→ **WORK REQUIRED**
Locate every line in the records below that holds the word "File" and return each one.

==================================================

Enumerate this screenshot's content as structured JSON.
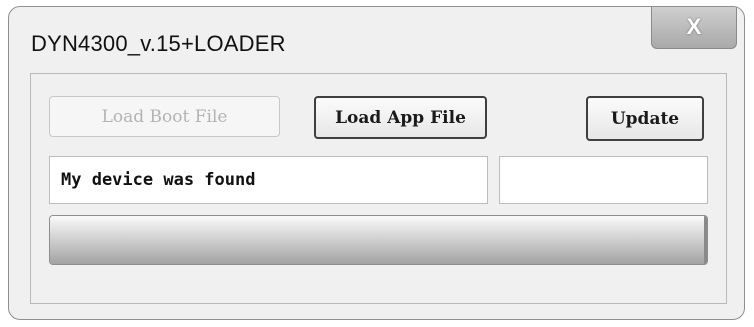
{
  "window": {
    "title": "DYN4300_v.15+LOADER",
    "close_label": "X"
  },
  "toolbar": {
    "load_boot_label": "Load Boot File",
    "load_app_label": "Load App File",
    "update_label": "Update"
  },
  "status": {
    "message": "My device was found",
    "side_value": ""
  },
  "progress": {
    "value_fraction": 1.0
  },
  "colors": {
    "window_bg": "#f0f0f0",
    "disabled_text": "#b3b3b3",
    "close_button": "#a9a9a9"
  }
}
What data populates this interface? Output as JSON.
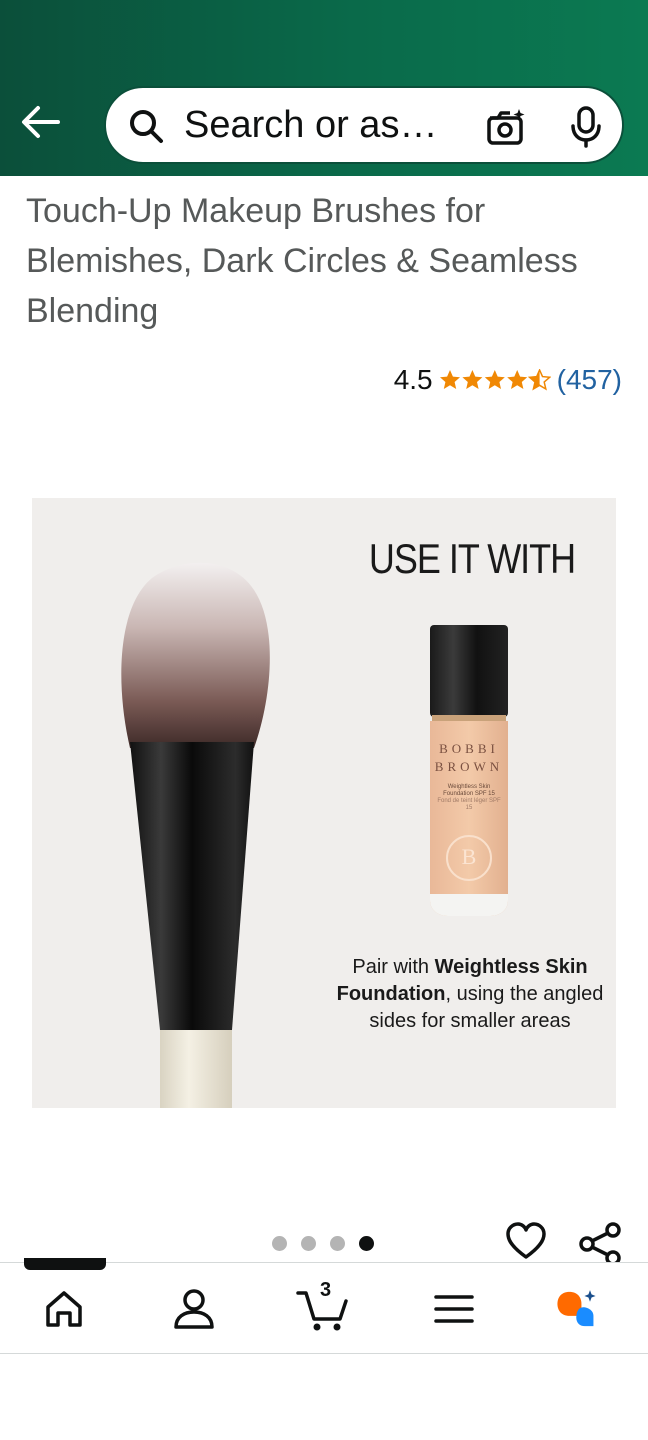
{
  "search": {
    "placeholder": "Search or as…"
  },
  "product": {
    "title": "Touch-Up Makeup Brushes for Blemishes, Dark Circles & Seamless Blending",
    "rating_value": "4.5",
    "rating_fraction": 0.9,
    "review_count": "(457)"
  },
  "image": {
    "headline": "USE IT WITH",
    "bottle_brand_line1": "BOBBI",
    "bottle_brand_line2": "BROWN",
    "bottle_label": "Weightless Skin Foundation SPF 15",
    "bottle_label_fr": "Fond de teint léger SPF 15",
    "bottle_monogram": "B",
    "caption_prefix": "Pair with ",
    "caption_bold": "Weightless Skin Foundation",
    "caption_suffix": ", using the angled sides for smaller areas"
  },
  "carousel": {
    "total": 4,
    "active_index": 3
  },
  "nav": {
    "items": [
      "home",
      "account",
      "cart",
      "menu",
      "rufus"
    ],
    "cart_count": "3"
  },
  "colors": {
    "header_start": "#0b4f3a",
    "header_end": "#0b7a52",
    "star": "#f08804",
    "link": "#2162a1"
  }
}
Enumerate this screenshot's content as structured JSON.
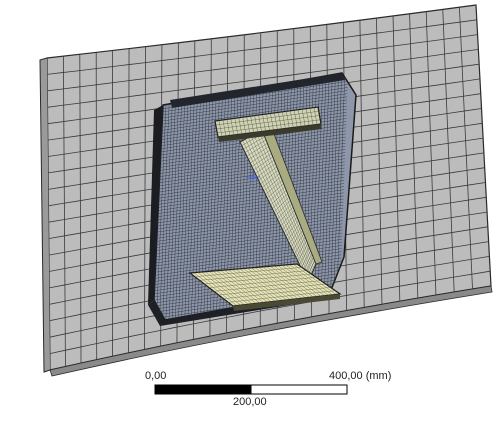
{
  "viewport": {
    "background": "#ffffff",
    "panel_color": "#bcbcbc",
    "panel_mesh_color": "#3a3a3a",
    "doubler_color": "#8d96a8",
    "bracket_color": "#e4e2b8",
    "cursor_icon": "crosshair-icon"
  },
  "scale_bar": {
    "label_start": "0,00",
    "label_end": "400,00 (mm)",
    "label_mid": "200,00"
  }
}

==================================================

→ **ANSWER TO THIS EXERCISE**
    "load_boot_label": "Load Boot File",
    "load_app_label": "Load App File",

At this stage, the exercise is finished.